Pride P.E.I. chairman calls for changes to 'ridiculous' blood donation policy

Tyler Murnaghan says it’s disappointing homosexual men can’t donate blood with an urgent need for donors

Dave Stewart dstewart@theguardian.pe.ca
Published on October 9, 2014

Tyler Murnaghan, interim chairman of Pride P.E.I., is upset that men who have had sex with men within the past five years are banned from donating blood. He is standing in front of the Canadian Blood Services offices in Charlottetown.

©Guardian photo by Brian McInnis

The interim chairman of Pride P.E.I. says it’s ridiculous that homosexual men aren’t allowed to donate blood.

Tyler Murnaghan is reacting to the Canadian Blood Services nationwide appeal for blood donations last week.

Peter MacDonald, director of donor relations in Atlantic Canada for CBS, said there was an urgent need and that their inventory was at the lowest point since 2008.

“In fact, it’s 35 per cent below what we plan for at this point in time,’’ MacDonald said last week.

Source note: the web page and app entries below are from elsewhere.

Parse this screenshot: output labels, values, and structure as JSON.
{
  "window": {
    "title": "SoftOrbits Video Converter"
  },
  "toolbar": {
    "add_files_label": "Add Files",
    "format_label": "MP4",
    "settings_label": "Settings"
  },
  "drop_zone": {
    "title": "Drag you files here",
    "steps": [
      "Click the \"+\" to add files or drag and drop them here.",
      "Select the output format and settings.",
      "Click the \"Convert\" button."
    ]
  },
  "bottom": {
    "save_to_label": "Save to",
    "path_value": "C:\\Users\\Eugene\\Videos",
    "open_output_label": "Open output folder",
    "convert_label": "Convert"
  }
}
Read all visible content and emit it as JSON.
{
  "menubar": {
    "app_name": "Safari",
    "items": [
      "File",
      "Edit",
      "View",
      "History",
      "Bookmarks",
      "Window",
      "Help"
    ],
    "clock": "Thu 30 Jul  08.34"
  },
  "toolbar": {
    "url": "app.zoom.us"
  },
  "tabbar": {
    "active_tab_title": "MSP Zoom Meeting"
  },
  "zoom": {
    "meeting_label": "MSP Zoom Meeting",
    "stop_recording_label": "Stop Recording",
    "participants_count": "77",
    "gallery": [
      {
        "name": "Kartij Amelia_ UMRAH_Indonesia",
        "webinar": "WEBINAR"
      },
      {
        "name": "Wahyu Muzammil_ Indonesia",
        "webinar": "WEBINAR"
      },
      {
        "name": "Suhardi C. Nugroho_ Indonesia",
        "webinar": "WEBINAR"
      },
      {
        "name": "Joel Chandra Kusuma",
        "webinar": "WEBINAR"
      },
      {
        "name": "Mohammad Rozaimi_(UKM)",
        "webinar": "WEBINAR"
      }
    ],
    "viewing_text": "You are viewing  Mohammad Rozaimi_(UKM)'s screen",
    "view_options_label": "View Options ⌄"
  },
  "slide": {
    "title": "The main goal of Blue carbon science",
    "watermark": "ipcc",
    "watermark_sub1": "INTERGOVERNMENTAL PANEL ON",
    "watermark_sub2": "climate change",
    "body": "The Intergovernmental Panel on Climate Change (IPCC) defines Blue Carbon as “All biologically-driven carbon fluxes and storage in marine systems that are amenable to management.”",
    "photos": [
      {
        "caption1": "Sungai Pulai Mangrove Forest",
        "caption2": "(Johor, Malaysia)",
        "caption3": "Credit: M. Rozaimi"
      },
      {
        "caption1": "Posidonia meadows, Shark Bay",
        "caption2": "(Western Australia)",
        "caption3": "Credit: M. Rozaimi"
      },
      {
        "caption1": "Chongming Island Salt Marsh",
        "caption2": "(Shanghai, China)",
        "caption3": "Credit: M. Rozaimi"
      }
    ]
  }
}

Murnaghan said there are lots of people willing to line up to donate but aren’t allowed to. Men who have had sex with other men in the past five years are prohibited from donating blood.

“It’s disappointing to know that people need this blood to get surgeries and there’s nothing you can do to help,’’ Murnaghan said. “It definitely comes from the stigma, the blood crisis that happened years ago, the stigma around HIV AIDS. It all stems from that.’’

When asked for comment, Canadian Blood Services said no one was immediately available for comment but the organization did provide some background behind the decision.

CBS says before introductory testing on HIV in the mid-1980s, thousands of Canadians were infected with HIV through tainted blood products. Being solely responsible for the blood supply at the time, the Canadian Red Cross subsequently introduced donor eligibility criteria that excluded men who have sex with men (MSM), even once, since 1977 to protect the blood supply.

“That criteria was embedded into Health Canada regulations in 1992. The MSM population continues to account for the largest proportion of new HIV infections reported in Canada,’’ Canadian Blood Services indicated in an email to The Guardian.

The organization periodically reviews donor eligibility criteria, such as MSM. Last year, Canadian Blood Services and Hema-Quebec received approval from Health Canada to reduce the MSM deferral period from indefinite to five years. This means five years after a man has had sex with another man, he will be eligible to donate blood, as long as he meets other donor eligibility criteria.

Some people who are upset with the policy have taken to comment on Pride P.E.I.’s Facebook page.

“It’s unreal how we’d rather face a medical crisis than deal with underhanded forms of discrimination,’’ says Nathalie Carrier.

“The scientific reasoning behind this ban is flawed and discriminative,’’ writes Jenna Hicken. “CBS is required to scan and test your blood before it’s donated to ensure patient safety. What an awful view to have of people, sad reality of how far we still have to come to acceptance of humanity.’’

Murnaghan said it isn’t hard to see why there is such a shortage of blood when so many people are prevented from donating.

 

dstewart@theguardian.pe.ca

Twitter.com/DveStewart